This trash can screen looks quite sleek thanks to the combination of lattice on top and solid pieces below. The extra height ensures that the entirety of your trash cans remains hidden from view.
Unlike other lattice screens we’ve highlighted, this one actually uses vinyl fencing that’s designed to be modular and easy to put together with all of the finishing touches. This saves you time and effort. And if you’re not a big fan of the lattice look, you could choose a similar product with a different style. Best of all, these vinyl components will last a long time!
17. Recycling Shed
Adding shingles to this recycling shed makes it look professional and not at all like a DIY project! It’s also the only design on this list that is specifically built for a trash can and the smaller recycling bins that you might still use if your recycling company requires you to sort recyclables. You don’t have to use this shed for recycling bins, however. The shelves would be perfect places to store garden tools, which will remain tucked behind the two smartly-designed doors.

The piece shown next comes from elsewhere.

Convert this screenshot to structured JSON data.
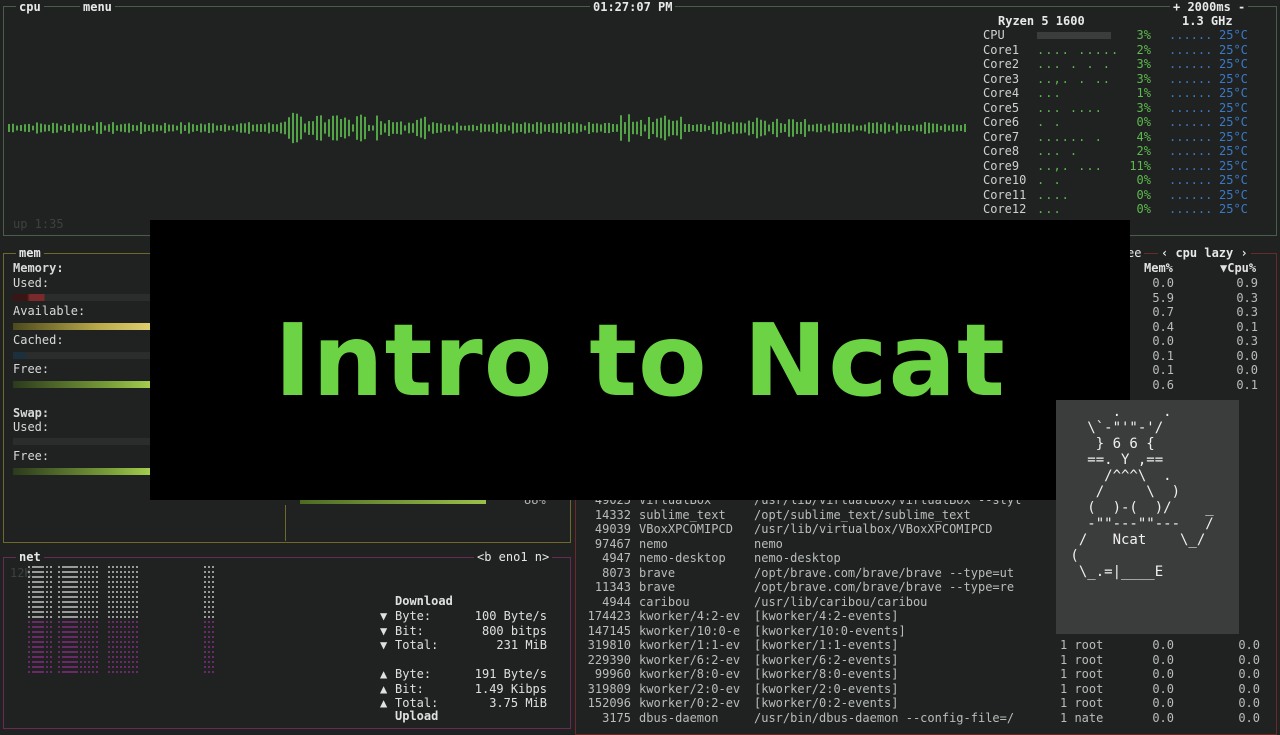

18. Trash and Recycle Bin Screen
Pam made this screen to hide her trash and recycling bins with standard-sized boards that completely hide her hideous trash can. She even used scrap wood to create the pyramid caps for each of the posts! Her instructions are perfect for those following along, especially if you may want to use different dimensions than she did. If you’re worried about the stability of the posts, you can use quick-drying concrete instead of pebbles, but it will make the DIY project take a bit longer.